As an analytics giant (and, full disclosure, my new employer), SAS has always been in the forefront of advanced analytics and data mining. But the topics of data governance and data management are emerging competencies for SAS – and topics that continue to find new audiences like the one at the Premier Business Leadership Series last week in Las Vegas.
In an interactive workshop called “Doing Data Governance the Right Way,” noted industry analyst and consultant Jill Dyché introduced data governance with a frank discussion of the political pressures and ownership issues that accompany corporate information. “But,” she said, “data governance can be the vehicle for bringing business and IT groups together, often for the first time.”
What? Business and IT aligning around data? Jill went on to relate examples of companies that had done just that, using pervasive data challenges to gain consensus on what Jill defines as “the policy-making and oversight of corporate information.”
In a poll, half of the audience admitted they hadn’t started data governance yet. Questions ranged from where to start (“Find a need, pain or problem that is data enabled,” Jill advised) to how to convince executives that data governance was a critical need. “Tie data governance to corporate strategy…executives won’t say no,” she said, rattling off several real-life examples of how C-level executives funded data governance on the spot once they saw how their strategies would be data-enabled.
A few cautionary tales warned the audience against the mistakes other companies have made that can doom a data governance initiative. Try these tips to do it the right way:
- Define data governance in the context of your business and your needs. It’s not enough to assume that people understand what Jill called “the G word.”
- Show stakeholders “what it looks like here.” That means not just defining data governance, but designing it. There’s not a single template for data governance success.
- Don’t overlook cultural considerations. Some companies have very top-down cultures, where every initiative is executive-sponsored and funded before it begins. Others need to show “proof of value,” which might mean starting data governance with what Jill called an SCP, or “small, controlled project,” that shows results quickly.

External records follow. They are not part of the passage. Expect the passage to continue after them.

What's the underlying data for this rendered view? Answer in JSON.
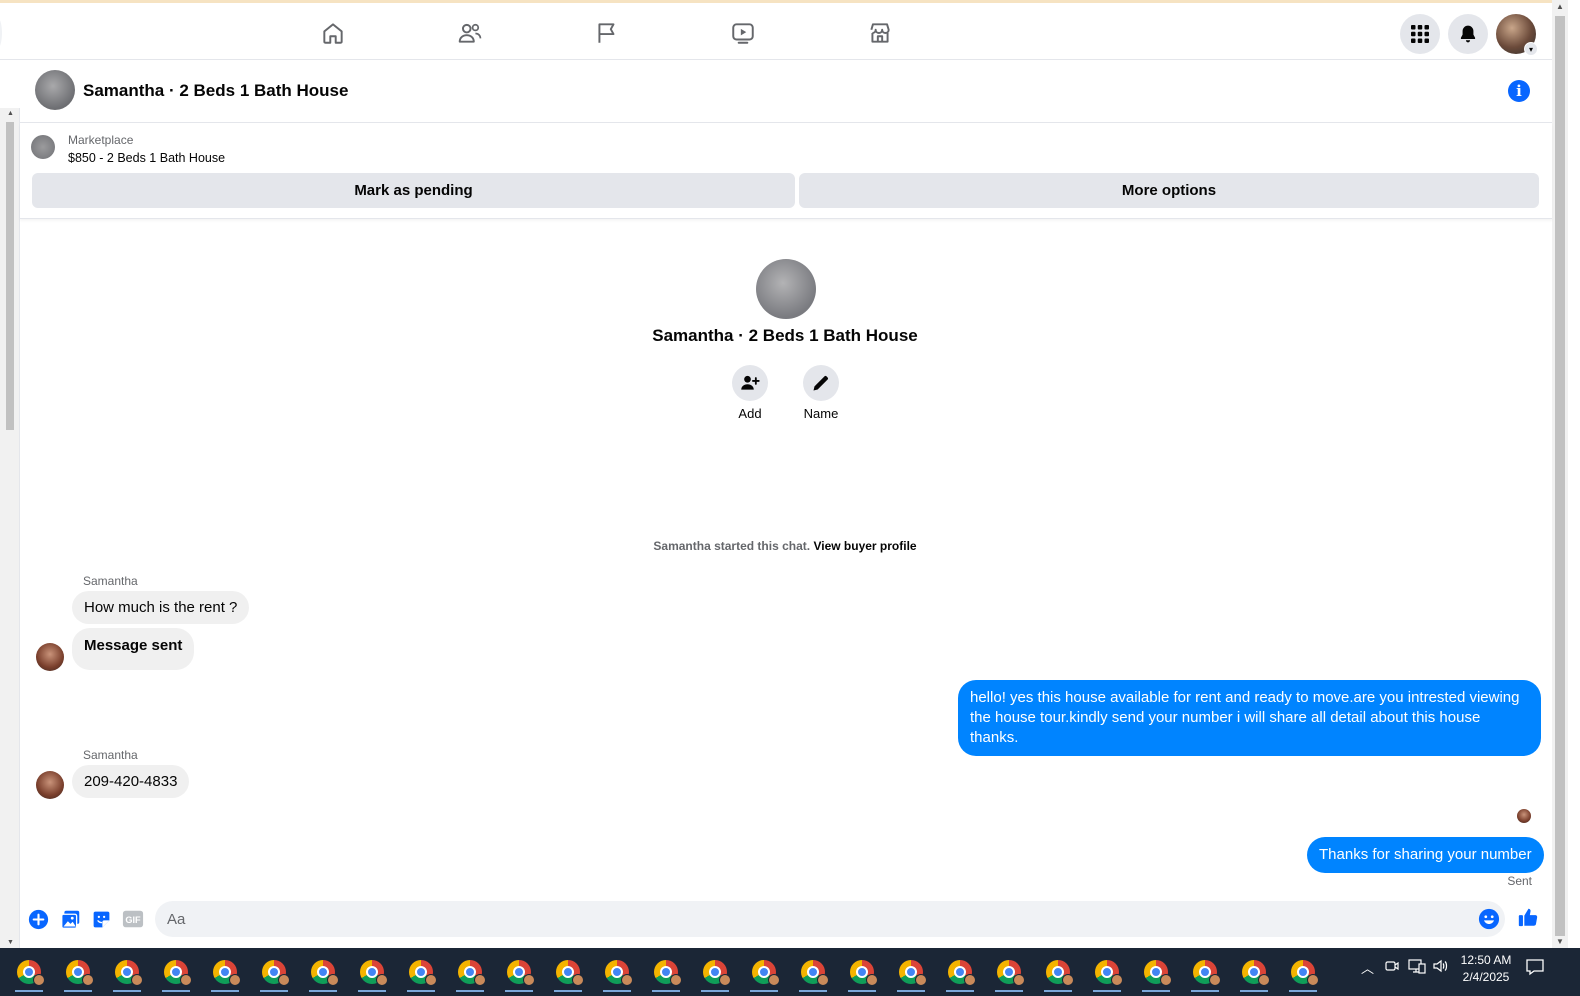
{
  "nav": {
    "tabs": [
      "home-icon",
      "friends-icon",
      "pages-flag-icon",
      "watch-video-icon",
      "marketplace-store-icon"
    ],
    "right_buttons": [
      "menu-grid-icon",
      "notifications-bell-icon",
      "account-avatar"
    ]
  },
  "chat": {
    "title": "Samantha · 2 Beds 1 Bath House"
  },
  "marketplace": {
    "label": "Marketplace",
    "listing": "$850 - 2 Beds 1 Bath House",
    "mark_pending": "Mark as pending",
    "more_options": "More options"
  },
  "profile": {
    "name": "Samantha · 2 Beds 1 Bath House",
    "actions": [
      {
        "label": "Add",
        "icon": "add-person-icon"
      },
      {
        "label": "Name",
        "icon": "pencil-icon"
      }
    ]
  },
  "started": {
    "text": "Samantha started this chat.",
    "link": "View buyer profile"
  },
  "messages": {
    "sender": "Samantha",
    "m1": "How much is the rent ?",
    "m2": "Message sent",
    "out1_line1": "hello! yes this house available for rent and ready to move.are you intrested viewing",
    "out1_line2": "the house tour.kindly send your number i will share all detail about this house thanks.",
    "m3": "209-420-4833",
    "out2": "Thanks for sharing your number",
    "status": "Sent"
  },
  "composer": {
    "placeholder": "Aa",
    "icons": [
      "plus-circle-icon",
      "photo-icon",
      "sticker-icon",
      "gif-icon",
      "emoji-icon",
      "like-thumb-icon"
    ]
  },
  "taskbar": {
    "time": "12:50 AM",
    "date": "2/4/2025",
    "app_count": 27
  },
  "colors": {
    "accent": "#0866ff",
    "outgoing_bubble": "#0084ff",
    "incoming_bubble": "#f0f0f0",
    "button_gray": "#e4e6eb",
    "taskbar": "#1b2636"
  }
}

- Embed execution capabilities. Many executives aren’t even aware of the data management activities taking place in their organizations. Highlight successes in data quality, metadata or data modeling if you’ve had them.